Assignment
Which lines of the records below contain the word "uses"? Report each of them in full.

Data supplied
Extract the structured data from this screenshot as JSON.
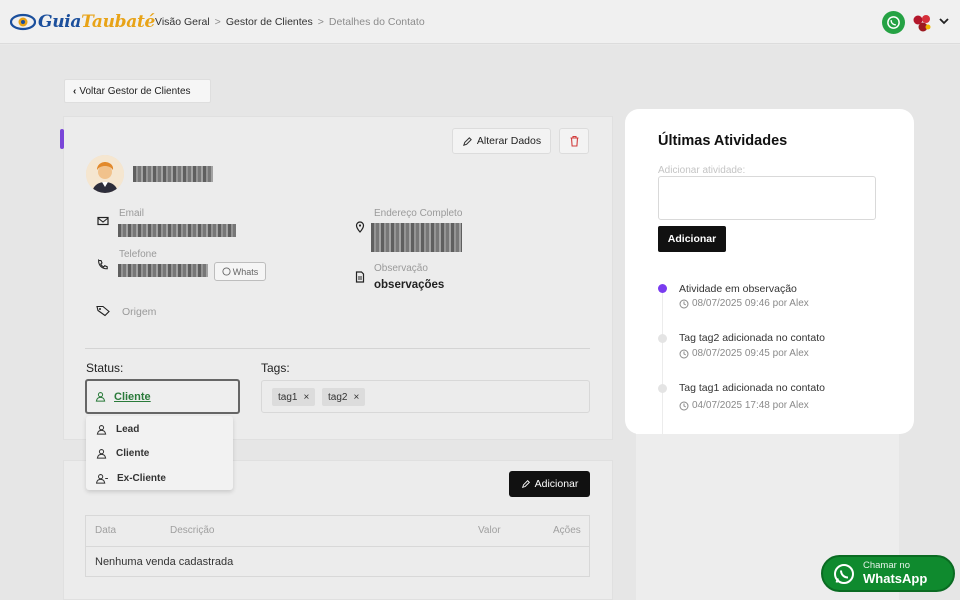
{
  "header": {
    "logo_main": "Guia",
    "logo_accent": "Taubaté",
    "breadcrumb": [
      "Visão Geral",
      "Gestor de Clientes",
      "Detalhes do Contato"
    ],
    "sep": ">"
  },
  "back_button": {
    "label": "Voltar Gestor de Clientes"
  },
  "contact": {
    "alter_label": "Alterar Dados",
    "email_label": "Email",
    "phone_label": "Telefone",
    "whats_label": "Whats",
    "origin_label": "Origem",
    "address_label": "Endereço Completo",
    "obs_label": "Observação",
    "obs_value": "observações"
  },
  "status": {
    "label": "Status:",
    "value": "Cliente",
    "options": [
      "Lead",
      "Cliente",
      "Ex-Cliente"
    ]
  },
  "tags": {
    "label": "Tags:",
    "items": [
      "tag1",
      "tag2"
    ],
    "remove": "×"
  },
  "sales": {
    "add_label": "Adicionar",
    "columns": [
      "Data",
      "Descrição",
      "Valor",
      "Ações"
    ],
    "empty": "Nenhuma venda cadastrada"
  },
  "activities": {
    "title": "Últimas Atividades",
    "input_placeholder": "Adicionar atividade:",
    "add_label": "Adicionar",
    "items": [
      {
        "title": "Atividade em observação",
        "meta": "08/07/2025 09:46 por Alex",
        "color": "#7a3cf0"
      },
      {
        "title": "Tag tag2 adicionada no contato",
        "meta": "08/07/2025 09:45 por Alex",
        "color": "#e2e2e2"
      },
      {
        "title": "Tag tag1 adicionada no contato",
        "meta": "04/07/2025 17:48 por Alex",
        "color": "#e2e2e2"
      }
    ]
  },
  "whatsapp_float": {
    "line1": "Chamar no",
    "line2": "WhatsApp"
  },
  "colors": {
    "accent": "#7a46d8",
    "whatsapp": "#25a244"
  }
}
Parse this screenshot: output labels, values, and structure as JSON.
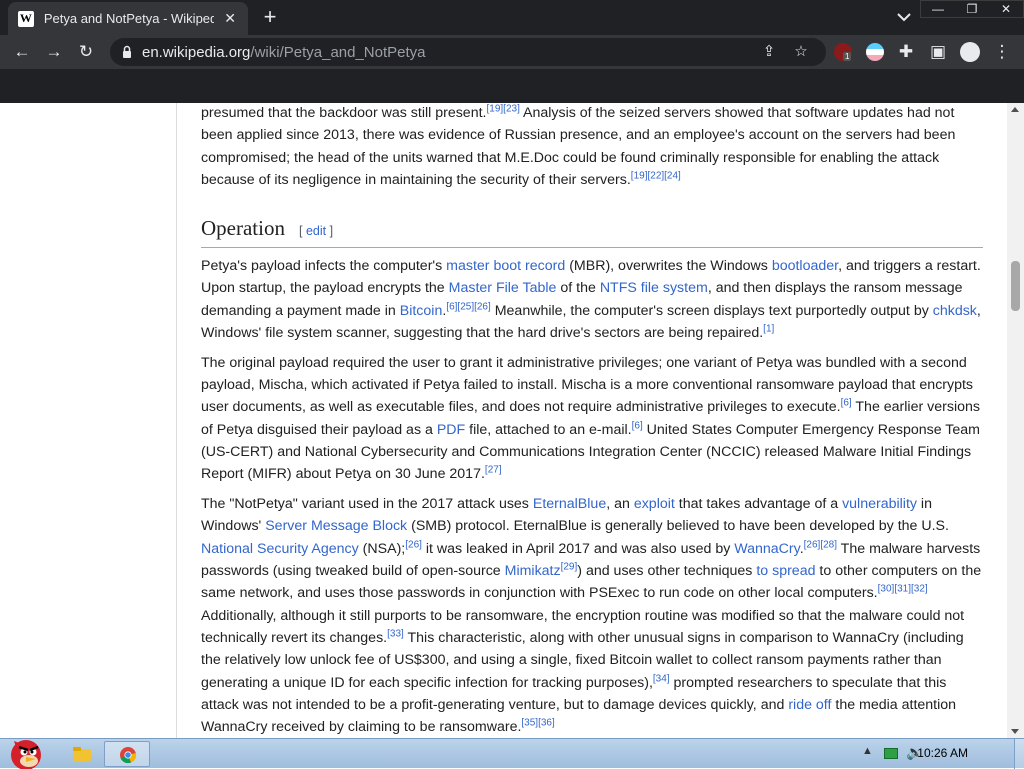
{
  "tab": {
    "title": "Petya and NotPetya - Wikipedia",
    "favicon": "W"
  },
  "window_controls": {
    "minimize": "—",
    "restore": "❐",
    "close": "✕"
  },
  "toolbar": {
    "url_host": "en.wikipedia.org",
    "url_path": "/wiki/Petya_and_NotPetya",
    "extension_badge": "1"
  },
  "article": {
    "p0": {
      "t1": "presumed that the backdoor was still present.",
      "r1": "[19][23]",
      "t2": " Analysis of the seized servers showed that software updates had not been applied since 2013, there was evidence of Russian presence, and an employee's account on the servers had been compromised; the head of the units warned that M.E.Doc could be found criminally responsible for enabling the attack because of its negligence in maintaining the security of their servers.",
      "r2": "[19][22][24]"
    },
    "heading": "Operation",
    "edit_open": "[ ",
    "edit_label": "edit",
    "edit_close": " ]",
    "p1": {
      "t1": "Petya's payload infects the computer's ",
      "l1": "master boot record",
      "t2": " (MBR), overwrites the Windows ",
      "l2": "bootloader",
      "t3": ", and triggers a restart. Upon startup, the payload encrypts the ",
      "l3": "Master File Table",
      "t4": " of the ",
      "l4": "NTFS file system",
      "t5": ", and then displays the ransom message demanding a payment made in ",
      "l5": "Bitcoin",
      "t6": ".",
      "r1": "[6][25][26]",
      "t7": " Meanwhile, the computer's screen displays text purportedly output by ",
      "l6": "chkdsk",
      "t8": ", Windows' file system scanner, suggesting that the hard drive's sectors are being repaired.",
      "r2": "[1]"
    },
    "p2": {
      "t1": "The original payload required the user to grant it administrative privileges; one variant of Petya was bundled with a second payload, Mischa, which activated if Petya failed to install. Mischa is a more conventional ransomware payload that encrypts user documents, as well as executable files, and does not require administrative privileges to execute.",
      "r1": "[6]",
      "t2": " The earlier versions of Petya disguised their payload as a ",
      "l1": "PDF",
      "t3": " file, attached to an e-mail.",
      "r2": "[6]",
      "t4": " United States Computer Emergency Response Team (US-CERT) and National Cybersecurity and Communications Integration Center (NCCIC) released Malware Initial Findings Report (MIFR) about Petya on 30 June 2017.",
      "r3": "[27]"
    },
    "p3": {
      "t1": "The \"NotPetya\" variant used in the 2017 attack uses ",
      "l1": "EternalBlue",
      "t2": ", an ",
      "l2": "exploit",
      "t3": " that takes advantage of a ",
      "l3": "vulnerability",
      "t4": " in Windows' ",
      "l4": "Server Message Block",
      "t5": " (SMB) protocol. EternalBlue is generally believed to have been developed by the U.S. ",
      "l5": "National Security Agency",
      "t6": " (NSA);",
      "r1": "[26]",
      "t7": " it was leaked in April 2017 and was also used by ",
      "l6": "WannaCry",
      "t8": ".",
      "r2": "[26][28]",
      "t9": " The malware harvests passwords (using tweaked build of open-source ",
      "l7": "Mimikatz",
      "r3": "[29]",
      "t10": ") and uses other techniques ",
      "l8": "to spread",
      "t11": " to other computers on the same network, and uses those passwords in conjunction with PSExec to run code on other local computers.",
      "r4": "[30][31][32]",
      "t12": " Additionally, although it still purports to be ransomware, the encryption routine was modified so that the malware could not technically revert its changes.",
      "r5": "[33]",
      "t13": " This characteristic, along with other unusual signs in comparison to WannaCry (including the relatively low unlock fee of US$300, and using a single, fixed Bitcoin wallet to collect ransom payments rather than generating a unique ID for each specific infection for tracking purposes),",
      "r6": "[34]",
      "t14": " prompted researchers to speculate that this attack was not intended to be a profit-generating venture, but to damage devices quickly, and ",
      "l9": "ride off",
      "t15": " the media attention WannaCry received by claiming to be ransomware.",
      "r7": "[35][36]"
    }
  },
  "taskbar": {
    "time": "10:26 AM"
  }
}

Solution
      "t1": "The \"NotPetya\" variant used in the 2017 attack uses ",
      "t10": ") and uses other techniques ",
      "t11": " to other computers on the same network, and uses those passwords in conjunction with PSExec to run code on other local computers.",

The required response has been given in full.